But those radio broadcasts. They were really something.
Ambient storytelling isn’t new, even back in 2006, but Prey used it so brilliantly to pad out its otherwise benign world that it merits special mention. While the game’s narrative doesn’t directly posture the alien invasion as a great threat to humanity as we know it, it’s these talkback radio broadcasts that give it a greater sense of desperation and (pardon the pun) gravity than it would otherwise have. I was never really invested in Tommy’s quest to avenge his grandfather’s death or save his girlfriend, but the prophetic ramblings of a paranormal shock-jock and his loyal followers, well that was something to pull me down the shiny metal hallways and through the sphincter-like doors.

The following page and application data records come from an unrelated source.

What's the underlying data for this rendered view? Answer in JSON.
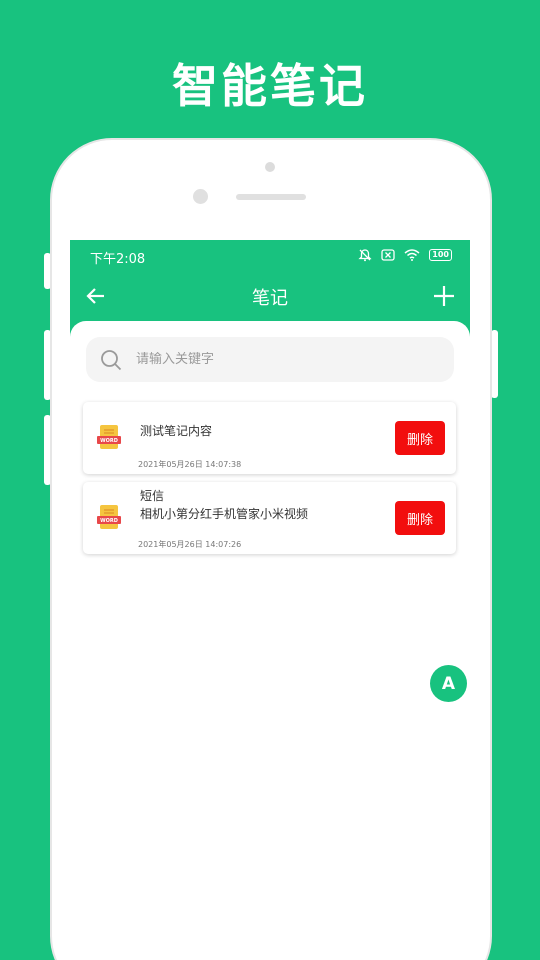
{
  "promo": {
    "title": "智能笔记"
  },
  "status": {
    "time": "下午2:08",
    "battery": "100"
  },
  "appbar": {
    "title": "笔记"
  },
  "search": {
    "placeholder": "请输入关键字"
  },
  "notes": [
    {
      "title": "",
      "content": "测试笔记内容",
      "date": "2021年05月26日 14:07:38",
      "delete_label": "删除",
      "icon_label": "WORD"
    },
    {
      "title": "短信",
      "content": "相机小第分红手机管家小米视频",
      "date": "2021年05月26日 14:07:26",
      "delete_label": "删除",
      "icon_label": "WORD"
    }
  ],
  "fab": {
    "label": "A"
  },
  "colors": {
    "brand": "#18c27f",
    "danger": "#f20e0e"
  },
  "icons": [
    "back-arrow-icon",
    "plus-icon",
    "search-icon",
    "word-file-icon",
    "mute-icon",
    "sim-icon",
    "wifi-icon",
    "battery-icon"
  ]
}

It was this ‘window’ into what was happening on Earth, what ordinary people were seeing from the ground, that really drove the gravity of what was happening in Prey more broadly. It was easy to imagine people down on earth spotting lights in the skies and tuning into their radios for updates from the authorities – or in this case famous supernatural broadcaster Art Bell – about what exactly they were to do next. And as the calls get more and more frantic, it becomes clear that Earth is under attack, and that its people are terrified and helpless.

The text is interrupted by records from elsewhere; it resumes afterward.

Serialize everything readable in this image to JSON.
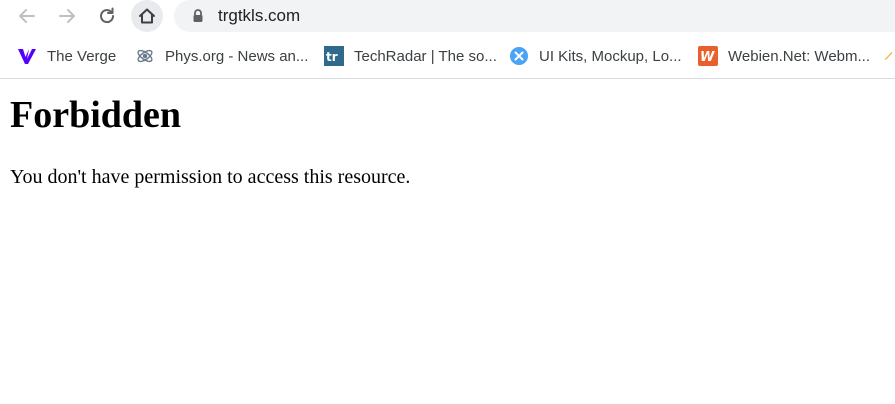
{
  "browser": {
    "address_bar": {
      "url": "trgtkls.com"
    },
    "buttons": {
      "back": "back",
      "forward": "forward",
      "reload": "reload",
      "home": "home"
    },
    "bookmarks": [
      {
        "label": "The Verge",
        "icon": "verge-icon",
        "color": "#5200ff"
      },
      {
        "label": "Phys.org - News an...",
        "icon": "physorg-icon",
        "color": "#6b7b8c"
      },
      {
        "label": "TechRadar | The so...",
        "icon": "techradar-icon",
        "color": "#2f6a8c"
      },
      {
        "label": "UI Kits, Mockup, Lo...",
        "icon": "uikits-icon",
        "color": "#4aa3f5"
      },
      {
        "label": "Webien.Net: Webm...",
        "icon": "webien-icon",
        "color": "#e8612c"
      }
    ]
  },
  "page": {
    "heading": "Forbidden",
    "message": "You don't have permission to access this resource."
  }
}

And there is real life precedent for the importance – and resilience – of radio in emergencies. While radio is perhaps not the cutting edge medium it once was, it is an enduring medium, and one that people rely on significantly in daily life. Its reliability makes it, more than modern technologies like shared LTE networks, the second best contingency behind amateur radio. The long distances both AM and to a lesser extent FM frequencies broadcast at mean that the towers are more likely to be out of harm, and the fact it is largely insulated from interference and congestion makes it a far more likely to have resilience during disasters. In a disaster early warning and public announcements mean the difference between life and death in some cases, and if you’ve driven through the Australian bush, you’ve probably spotted the emergency frequency signs on the side of the road for that very reason. While emergency services will continue their push to get access to high-value spectrum to roll out dedicated networks for operations, it’s radio that’s the equal opportunity broadcast medium used to alert the masses, and its the good ol’ wireless they’ve sat by for generations to get the latest on the world around them.
Prey isn’t the only game to depict broadcast in times of global disaster – Fallout 3’s radio broadcasts of both Enclave propaganda and Three-Dog’s entertainment and news programming is probably a pretty decent depiction of mass communication in the end times. Sure there’ll always be HAM radio, but without the regulators dividing spectrum rights, spectrum of (literally) every colour is up for the taking. And at a time of civil unrest and anarchy, and when the nuclear weapons have all fallen, the power to spread messages to the masses looking for a glimpse of hope against the post-apocalyptic backdrop is the best weapon. It’s no accident that nigh on every game has a mission where you’re tasked with either rigging up or ripping down a broadcast or communications tower.
When the end times come, or even when it seems like it has, it’s the precious invisible roadways that both provide us with comfort and help keep us safe. And it’s in this context of video game world building that radio broadcasts make a lot of sense as a medium both for ambient storytelling, and for mission design to drive a broader narrative. Radio may not be as personal as unicast communication, or as sexy and impactful as the “they’re at the door” recording found by a corpse, but it does make real world sense. And in that respect it’s one of the best narrative and mission design devices around.